**EXERCISE DETAILS**
Your output should be each line from the material below that has the word "address".

**WORKING DATA**
=== Begin Enclosure ===

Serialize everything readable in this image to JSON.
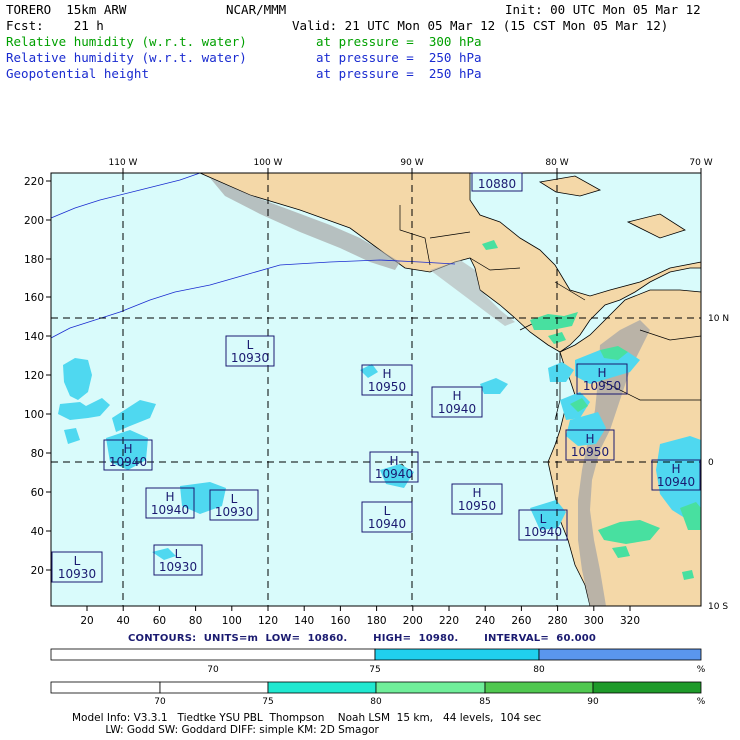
{
  "header": {
    "model": "TORERO  15km ARW",
    "org": "NCAR/MMM",
    "init": "Init: 00 UTC Mon 05 Mar 12",
    "fcst": "Fcst:    21 h",
    "valid": "Valid: 21 UTC Mon 05 Mar 12 (15 CST Mon 05 Mar 12)",
    "fields": [
      {
        "name": "Relative humidity (w.r.t. water)",
        "level": "at pressure =  300 hPa",
        "color": "#00a000"
      },
      {
        "name": "Relative humidity (w.r.t. water)",
        "level": "at pressure =  250 hPa",
        "color": "#1a2bd0"
      },
      {
        "name": "Geopotential height",
        "level": "at pressure =  250 hPa",
        "color": "#000000"
      }
    ]
  },
  "map": {
    "colors": {
      "ocean": "#d9fbfb",
      "land": "#f4d8a8",
      "mountain": "#9a9a9a",
      "rh_blue": "#4fd8f0",
      "rh_green": "#48e0a0"
    },
    "top_lon_labels": [
      "110 W",
      "100 W",
      "90 W",
      "80 W",
      "70 W"
    ],
    "right_lat_labels": [
      "10 N",
      "0",
      "10 S"
    ],
    "y_ticks": [
      "220",
      "200",
      "180",
      "160",
      "140",
      "120",
      "100",
      "80",
      "60",
      "40",
      "20"
    ],
    "x_ticks": [
      "20",
      "40",
      "60",
      "80",
      "100",
      "120",
      "140",
      "160",
      "180",
      "200",
      "220",
      "240",
      "260",
      "280",
      "300",
      "320"
    ],
    "centers": [
      {
        "type": "H",
        "value": "10880"
      },
      {
        "type": "L",
        "value": "10930"
      },
      {
        "type": "H",
        "value": "10950"
      },
      {
        "type": "H",
        "value": "10950"
      },
      {
        "type": "H",
        "value": "10940"
      },
      {
        "type": "H",
        "value": "10950"
      },
      {
        "type": "H",
        "value": "10940"
      },
      {
        "type": "H",
        "value": "10940"
      },
      {
        "type": "H",
        "value": "10940"
      },
      {
        "type": "H",
        "value": "10940"
      },
      {
        "type": "L",
        "value": "10930"
      },
      {
        "type": "L",
        "value": "10940"
      },
      {
        "type": "H",
        "value": "10950"
      },
      {
        "type": "L",
        "value": "10940"
      },
      {
        "type": "L",
        "value": "10930"
      },
      {
        "type": "L",
        "value": "10930"
      }
    ]
  },
  "contours": {
    "text": "CONTOURS:  UNITS=m  LOW=  10860.       HIGH=  10980.       INTERVAL=  60.000"
  },
  "legend_250": {
    "labels": [
      "70",
      "75",
      "80",
      "%"
    ],
    "colors": [
      "#ffffff",
      "#ffffff",
      "#20d0ee",
      "#5a96ee"
    ]
  },
  "legend_300": {
    "labels": [
      "70",
      "75",
      "80",
      "85",
      "90",
      "%"
    ],
    "colors": [
      "#ffffff",
      "#ffffff",
      "#ffffff",
      "#20e8d0",
      "#70ee9a",
      "#50c850",
      "#1e9a2a"
    ]
  },
  "footer": {
    "line1": "Model Info: V3.3.1   Tiedtke YSU PBL  Thompson    Noah LSM  15 km,   44 levels,  104 sec",
    "line2": "          LW: Godd SW: Goddard DIFF: simple KM: 2D Smagor"
  }
}
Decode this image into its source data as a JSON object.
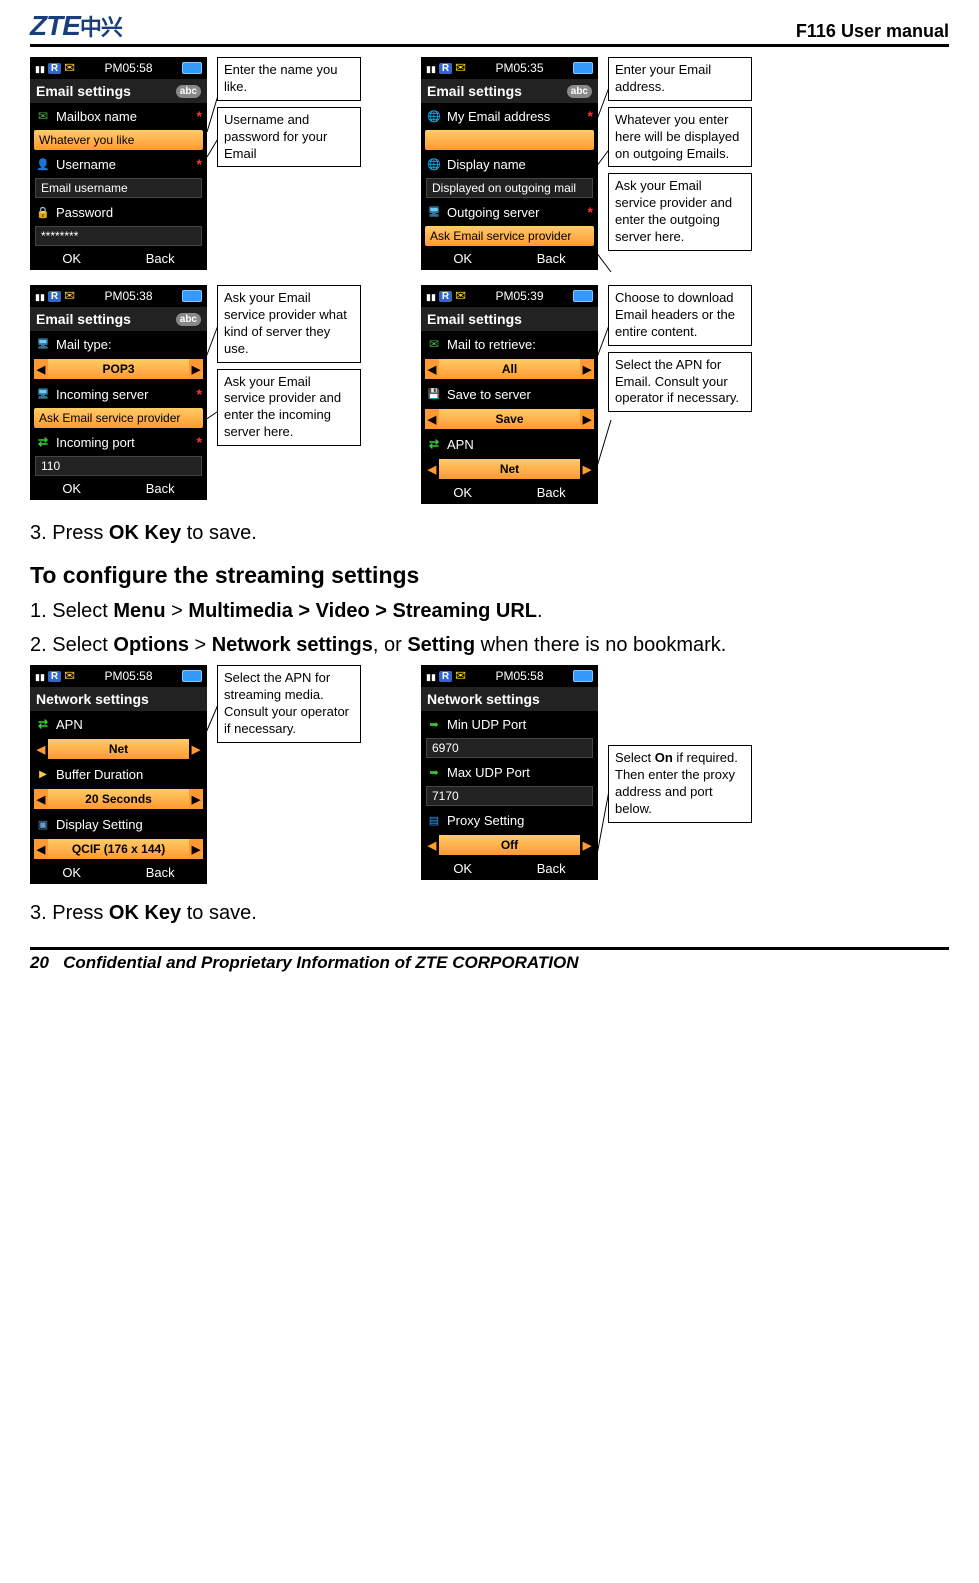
{
  "header": {
    "brand": "ZTE",
    "brand_cn": "中兴",
    "doc_title": "F116 User manual"
  },
  "footer": {
    "page_num": "20",
    "text": "Confidential and Proprietary Information of ZTE CORPORATION"
  },
  "screens": {
    "email1": {
      "time": "PM05:58",
      "title": "Email settings",
      "abc": "abc",
      "rows": [
        {
          "icon": "mail",
          "label": "Mailbox name",
          "req": true
        },
        {
          "hl": true,
          "text": "Whatever you like"
        },
        {
          "icon": "user",
          "label": "Username",
          "req": true
        },
        {
          "input": true,
          "text": "Email username"
        },
        {
          "icon": "lock",
          "label": "Password"
        },
        {
          "input": true,
          "text": "********"
        }
      ],
      "sk_left": "OK",
      "sk_right": "Back",
      "callouts": [
        "Enter the name you like.",
        "Username and password for your Email"
      ]
    },
    "email2": {
      "time": "PM05:35",
      "title": "Email settings",
      "abc": "abc",
      "rows": [
        {
          "icon": "globe",
          "label": "My Email address",
          "req": true
        },
        {
          "hl": true,
          "text": ""
        },
        {
          "icon": "globe",
          "label": "Display name"
        },
        {
          "input": true,
          "text": "Displayed on outgoing mail"
        },
        {
          "icon": "server",
          "label": "Outgoing server",
          "req": true
        },
        {
          "hl": true,
          "text": "Ask Email service provider"
        }
      ],
      "sk_left": "OK",
      "sk_right": "Back",
      "callouts": [
        "Enter your Email address.",
        "Whatever you enter here will be displayed on outgoing Emails.",
        "Ask your Email service provider and enter the outgoing server here."
      ]
    },
    "email3": {
      "time": "PM05:38",
      "title": "Email settings",
      "abc": "abc",
      "rows": [
        {
          "icon": "server",
          "label": "Mail type:"
        },
        {
          "selector": true,
          "text": "POP3"
        },
        {
          "icon": "server",
          "label": "Incoming server",
          "req": true
        },
        {
          "hl": true,
          "text": "Ask Email service provider"
        },
        {
          "icon": "apn",
          "label": "Incoming port",
          "req": true
        },
        {
          "input": true,
          "text": "110"
        }
      ],
      "sk_left": "OK",
      "sk_right": "Back",
      "callouts": [
        "Ask your Email service provider what kind of server they use.",
        "Ask your Email service provider and enter the incoming server here."
      ]
    },
    "email4": {
      "time": "PM05:39",
      "title": "Email settings",
      "rows": [
        {
          "icon": "mail",
          "label": "Mail to retrieve:"
        },
        {
          "selector": true,
          "text": "All"
        },
        {
          "icon": "save",
          "label": "Save to server"
        },
        {
          "selector": true,
          "text": "Save"
        },
        {
          "icon": "apn",
          "label": "APN"
        },
        {
          "selector": true,
          "text": "Net",
          "highlighted": true
        }
      ],
      "sk_left": "OK",
      "sk_right": "Back",
      "callouts": [
        "Choose to download Email headers or the entire content.",
        "Select the APN for Email. Consult your operator if necessary."
      ]
    },
    "net1": {
      "time": "PM05:58",
      "title": "Network settings",
      "rows": [
        {
          "icon": "apn",
          "label": "APN"
        },
        {
          "selector": true,
          "text": "Net",
          "highlighted": true
        },
        {
          "icon": "buffer",
          "label": "Buffer Duration"
        },
        {
          "selector": true,
          "text": "20 Seconds"
        },
        {
          "icon": "disp",
          "label": "Display Setting"
        },
        {
          "selector": true,
          "text": "QCIF (176 x 144)"
        }
      ],
      "sk_left": "OK",
      "sk_right": "Back",
      "callouts": [
        "Select the APN for streaming media. Consult your operator if necessary."
      ]
    },
    "net2": {
      "time": "PM05:58",
      "title": "Network settings",
      "rows": [
        {
          "icon": "port",
          "label": "Min UDP Port"
        },
        {
          "input": true,
          "text": "6970"
        },
        {
          "icon": "port",
          "label": "Max UDP Port"
        },
        {
          "input": true,
          "text": "7170"
        },
        {
          "icon": "proxy",
          "label": "Proxy Setting"
        },
        {
          "selector": true,
          "text": "Off",
          "highlighted": true
        }
      ],
      "sk_left": "OK",
      "sk_right": "Back",
      "callouts": [
        "Select On if required. Then enter the proxy address and port below."
      ]
    }
  },
  "body": {
    "step3_top": "3.   Press ",
    "ok_key": "OK Key",
    "to_save": " to save.",
    "section_title": "To configure the streaming settings",
    "step1_a": "1. Select ",
    "menu": "Menu",
    "gt": " > ",
    "path1": "Multimedia > Video > Streaming URL",
    "period": ".",
    "step2_a": "2. Select ",
    "options": "Options",
    "net_settings": "Network settings",
    "step2_b": ", or ",
    "setting": "Setting",
    "step2_c": " when there is no bookmark.",
    "step3_bottom": "3. Press ",
    "on_word": "On"
  }
}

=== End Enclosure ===

**EXERCISE RESULT**
          "label": "My Email address",
        "Enter your Email address.",
        "Select On if required. Then enter the proxy address and port below."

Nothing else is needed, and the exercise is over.